The piecemeal approach to legalizing same-sex marriage in New Mexico may be at an end as the state’s thirty-three counties have petitioned the State Supreme Court to stop the various lawsuits and rule on the issue of same-sex marriage.
New Mexico has been struggling with various courts issuing orders for the counties to provide same-sex couples marriage licences. Eight of the counties have either chosen to or been ordered to provide licenses so far.
Amber Royster of Equality New Mexico stated that “The filing by the county clerks gets us another step closer to a statewide solution. With over 900 marriage licenses having been issued to same-sex couples in New Mexico in recent weeks, we need the State Supreme Court to weigh in so that all New Mexicans, regardless of gender, are free to marry the person they love in every edge and corner of our Land of Enchantment.”
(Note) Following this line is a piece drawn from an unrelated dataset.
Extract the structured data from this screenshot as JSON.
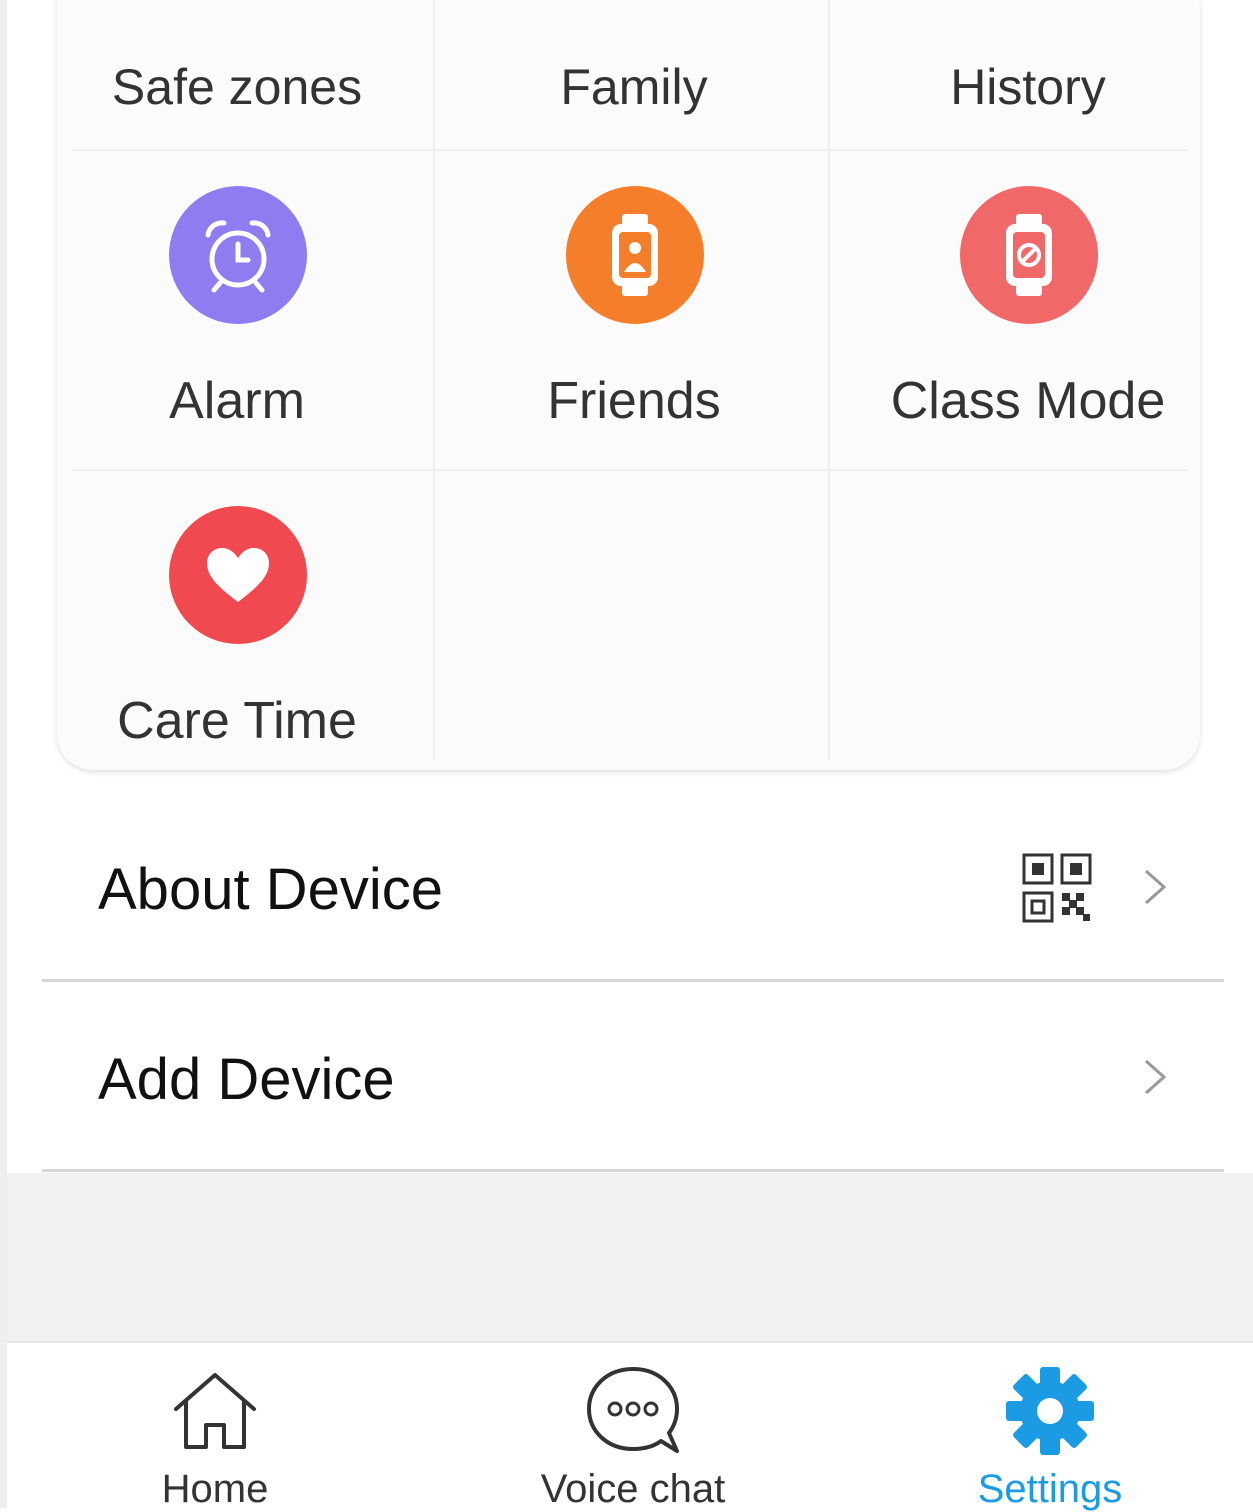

New Mexico is in an unusual situation in that they do not have an explicit ban on same-sex marriage, nor do they have a marriage law that explicitly states marriage is between a man and a woman. Because of this, various courts have interpreted the law, coupled with the state’s Constitution, as meaning that same-sex marriage is legal in the New Mexico.
Los Alamos and Grant Counties recently joined Bernalillo, Santa Fe, Taos, Dona Ana, San Miguel and Valencia Counties in allowing same-sex couples to marry. So far, some 900 same-sex couples have requested marriage licenses.
Los Alamos County Clerk Sharon Stover has been fighting the court order requiring her to provide same-sex couples marriage licenses. Stover denied a license to a same-sex couple claiming that the actual language of the state law creates a ban on same-sex marriage. The statute does not say man and woman, but rather contains references to the words ‘husband’ and ‘wife’.
Stover stated that “I respect and value the rights of each person to be treated as equally and fairly as our Constitution states. Clearly, the marriage license in state statute has not been updated since 1961. It does not work for same-sex couples, and that is a matter for the Legislature to fix, not a clerk and not a district judge.”
Stover hopes that the State Supreme Court will rule soon.
Stover’s request to put off issuing the marriage license was denied by the court who largely stated that what the law states trumps what the form is, and that Stover has a clear duty to issue a license in this particular case.